→ **Exercise brief**: Look for "content" in the material below and show each line that contains it.
BEGIN
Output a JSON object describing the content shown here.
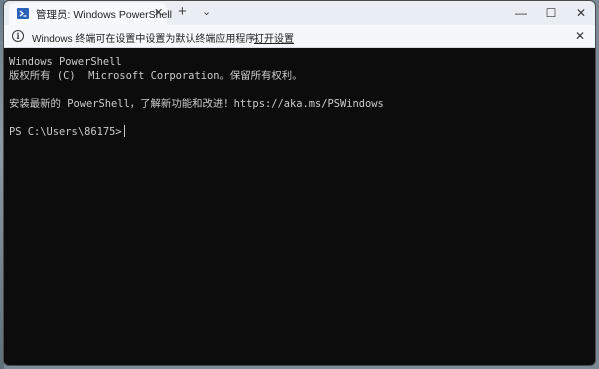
{
  "tab": {
    "title": "管理员: Windows PowerShell",
    "close": "✕"
  },
  "tabbar": {
    "new_tab": "+",
    "dropdown": "⌄"
  },
  "window_controls": {
    "minimize": "—",
    "maximize": "☐",
    "close": "✕"
  },
  "infobar": {
    "message": "Windows 终端可在设置中设置为默认终端应用程序。",
    "link": "打开设置",
    "close": "✕",
    "icon": "i"
  },
  "terminal": {
    "lines": [
      "Windows PowerShell",
      "版权所有 (C)  Microsoft Corporation。保留所有权利。",
      "",
      "安装最新的 PowerShell，了解新功能和改进！https://aka.ms/PSWindows",
      ""
    ],
    "prompt": "PS C:\\Users\\86175>"
  },
  "colors": {
    "terminal_bg": "#0c0c0c",
    "terminal_fg": "#cccccc",
    "tab_icon": "#2a63b8"
  }
}
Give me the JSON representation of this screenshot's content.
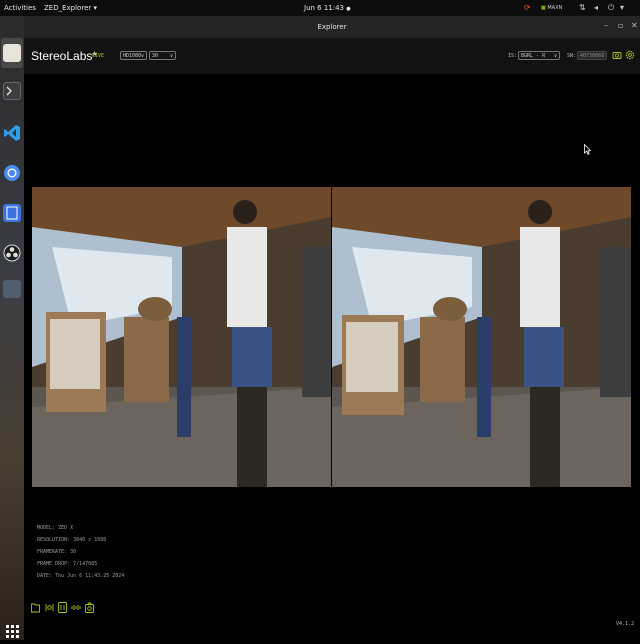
{
  "topbar": {
    "activities": "Activities",
    "app_menu": "ZED_Explorer",
    "app_menu_chevron": "▾",
    "clock": "Jun 6  11:43",
    "clock_dot": "●",
    "status_text": "MAXN"
  },
  "window": {
    "title": "Explorer",
    "minimize": "–",
    "maximize": "▫",
    "close": "✕"
  },
  "header": {
    "brand": "StereoLabs*",
    "live": "LIVE",
    "resolution": "HD1080",
    "fps": "30",
    "is_label": "IS:",
    "is_value": "BGRL - R",
    "sn_label": "SN:",
    "sn_value": "40730868"
  },
  "info": {
    "model": "MODEL: ZED X",
    "resolution": "RESOLUTION: 3840 x 1080",
    "framerate": "FRAMERATE: 30",
    "frame_drop": "FRAME DROP: 7/147085",
    "date": "DATE: Thu Jun 6 11:43.25 2024"
  },
  "version": "V4.1.2",
  "colors": {
    "accent": "#a8c41a",
    "topbar_bg": "#0d0d0d",
    "header_bg": "#121212",
    "titlebar_bg": "#242424"
  },
  "icons": {
    "dock": [
      "files-icon",
      "terminal-icon",
      "vscode-icon",
      "chromium-icon",
      "text-editor-icon",
      "obs-icon",
      "app-icon",
      "show-apps-icon"
    ],
    "bottom": [
      "folder-icon",
      "record-icon",
      "stream-icon",
      "svo-icon",
      "snapshot-icon"
    ]
  }
}
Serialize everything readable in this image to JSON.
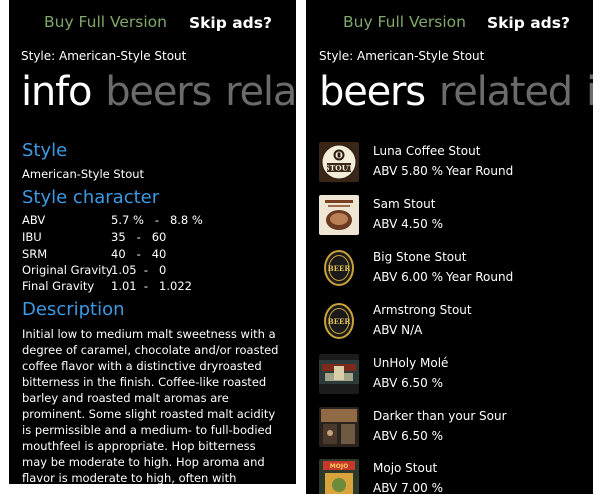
{
  "left": {
    "buy_label": "Buy Full Version",
    "skip_label": "Skip ads?",
    "style_line": "Style: American-Style Stout",
    "pivot": [
      "info",
      "beers",
      "relat"
    ],
    "style_heading": "Style",
    "style_value": "American-Style Stout",
    "character_heading": "Style character",
    "character": [
      {
        "label": "ABV",
        "value": "5.7 %   -   8.8 %"
      },
      {
        "label": "IBU",
        "value": "35   -   60"
      },
      {
        "label": "SRM",
        "value": "40   -   40"
      },
      {
        "label": "Original Gravity",
        "value": "1.05  -   0"
      },
      {
        "label": "Final Gravity",
        "value": "1.01  -   1.022"
      }
    ],
    "description_heading": "Description",
    "description": "Initial low to medium malt sweetness with a degree of caramel, chocolate and/or roasted coffee flavor with a distinctive dryroasted bitterness in the finish. Coffee-like roasted barley and roasted malt aromas are prominent. Some slight roasted malt acidity is permissible and a medium- to full-bodied mouthfeel is appropriate. Hop bitterness may be moderate to high. Hop aroma and flavor is moderate to high, often with American citrus-type and/or resiny"
  },
  "right": {
    "buy_label": "Buy Full Version",
    "skip_label": "Skip ads?",
    "style_line": "Style: American-Style Stout",
    "pivot": [
      "beers",
      "related",
      "in"
    ],
    "beers": [
      {
        "name": "Luna Coffee Stout",
        "abv": "ABV 5.80 %",
        "style": "Year Round",
        "icon": "luna-stout-logo-icon"
      },
      {
        "name": "Sam Stout",
        "abv": "ABV 4.50 %",
        "style": "",
        "icon": "sam-stout-label-icon"
      },
      {
        "name": "Big Stone Stout",
        "abv": "ABV 6.00 %",
        "style": "Year Round",
        "icon": "beer-cap-icon"
      },
      {
        "name": "Armstrong Stout",
        "abv": "ABV N/A",
        "style": "",
        "icon": "beer-cap-icon"
      },
      {
        "name": "UnHoly Molé",
        "abv": "ABV 6.50 %",
        "style": "",
        "icon": "unholy-mole-photo-icon"
      },
      {
        "name": "Darker than your Sour",
        "abv": "ABV 6.50 %",
        "style": "",
        "icon": "darker-sour-photo-icon"
      },
      {
        "name": "Mojo Stout",
        "abv": "ABV 7.00 %",
        "style": "",
        "icon": "mojo-stout-label-icon"
      }
    ]
  }
}
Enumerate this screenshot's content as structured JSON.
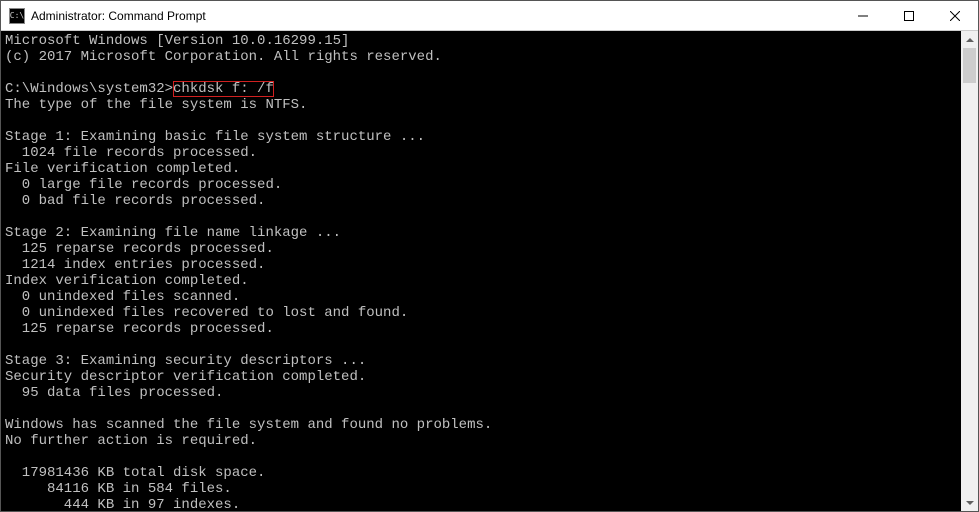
{
  "title": "Administrator: Command Prompt",
  "icon_glyph": "C:\\",
  "terminal": {
    "line_win_version": "Microsoft Windows [Version 10.0.16299.15]",
    "line_copyright": "(c) 2017 Microsoft Corporation. All rights reserved.",
    "blank": "",
    "prompt_prefix": "C:\\Windows\\system32>",
    "command": "chkdsk f: /f",
    "line_fs_type": "The type of the file system is NTFS.",
    "stage1_header": "Stage 1: Examining basic file system structure ...",
    "stage1_records": "  1024 file records processed.",
    "stage1_verif": "File verification completed.",
    "stage1_large": "  0 large file records processed.",
    "stage1_bad": "  0 bad file records processed.",
    "stage2_header": "Stage 2: Examining file name linkage ...",
    "stage2_reparse": "  125 reparse records processed.",
    "stage2_index": "  1214 index entries processed.",
    "stage2_verif": "Index verification completed.",
    "stage2_unidx_scan": "  0 unindexed files scanned.",
    "stage2_unidx_rec": "  0 unindexed files recovered to lost and found.",
    "stage2_reparse2": "  125 reparse records processed.",
    "stage3_header": "Stage 3: Examining security descriptors ...",
    "stage3_verif": "Security descriptor verification completed.",
    "stage3_data": "  95 data files processed.",
    "result_scanned": "Windows has scanned the file system and found no problems.",
    "result_noaction": "No further action is required.",
    "disk_total": "  17981436 KB total disk space.",
    "disk_files": "     84116 KB in 584 files.",
    "disk_indexes": "       444 KB in 97 indexes."
  }
}
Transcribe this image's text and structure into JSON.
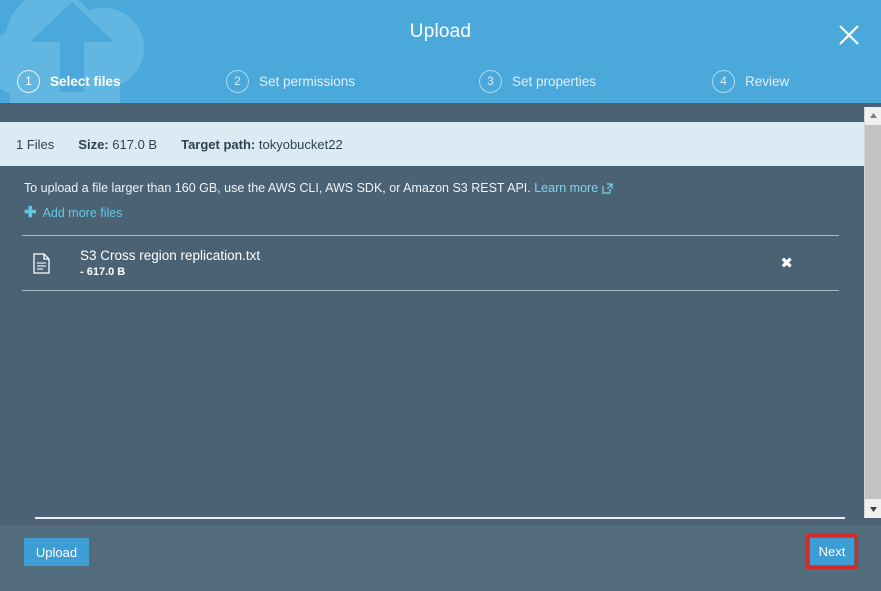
{
  "header": {
    "title": "Upload",
    "close_label": "close-icon",
    "watermark": "cloud-upload-watermark",
    "steps": [
      {
        "number": "1",
        "label": "Select files",
        "state": "active"
      },
      {
        "number": "2",
        "label": "Set permissions",
        "state": "inactive"
      },
      {
        "number": "3",
        "label": "Set properties",
        "state": "inactive"
      },
      {
        "number": "4",
        "label": "Review",
        "state": "inactive"
      }
    ]
  },
  "infobar": {
    "file_count": "1 Files",
    "size_label": "Size:",
    "size_value": "617.0 B",
    "target_label": "Target path:",
    "target_value": "tokyobucket22"
  },
  "content": {
    "hint_text": "To upload a file larger than 160 GB, use the AWS CLI, AWS SDK, or Amazon S3 REST API.",
    "hint_link": "Learn more",
    "add_more_label": "Add more files",
    "files": [
      {
        "name": "S3 Cross region replication.txt",
        "size": "- 617.0 B",
        "remove_label": "✖"
      }
    ]
  },
  "footer": {
    "upload_label": "Upload",
    "next_label": "Next"
  },
  "colors": {
    "header_blue": "#4aa8da",
    "body_slate": "#4a6274",
    "footer_slate": "#526b7d",
    "infobar_light": "#dceaf4",
    "button_blue": "#3d9ed6",
    "link_blue": "#63c7e4",
    "highlight_red": "#d12b2b"
  }
}
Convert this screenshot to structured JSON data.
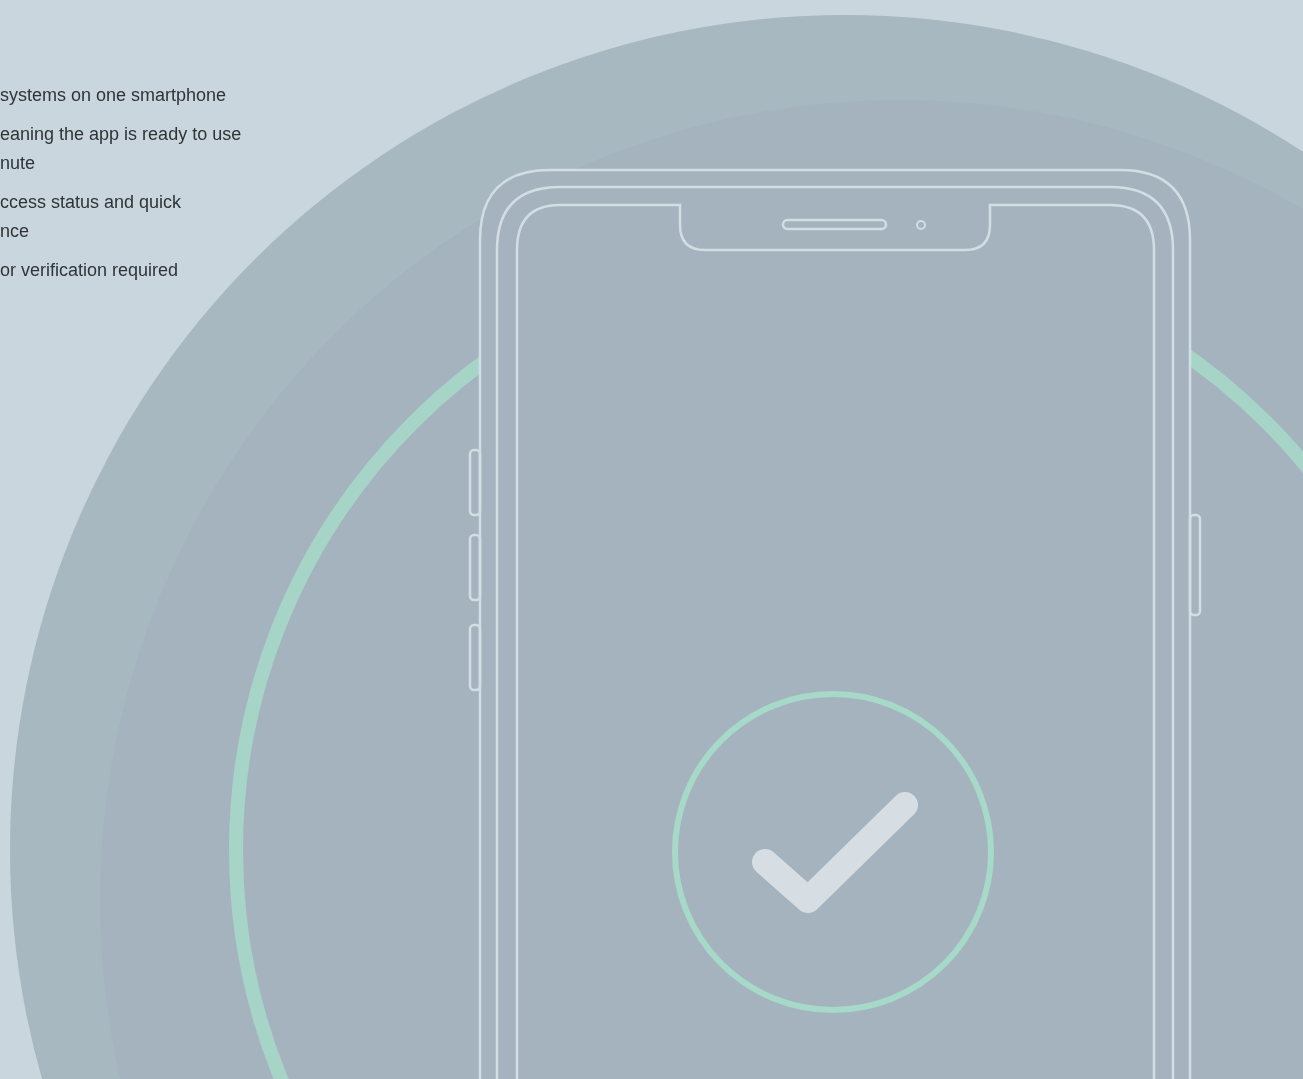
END
→ **Written solution**:
Output a JSON object describing the content shown here.
Give me the JSON representation of this screenshot's content.
Enumerate this screenshot's content as structured JSON.
  "content": {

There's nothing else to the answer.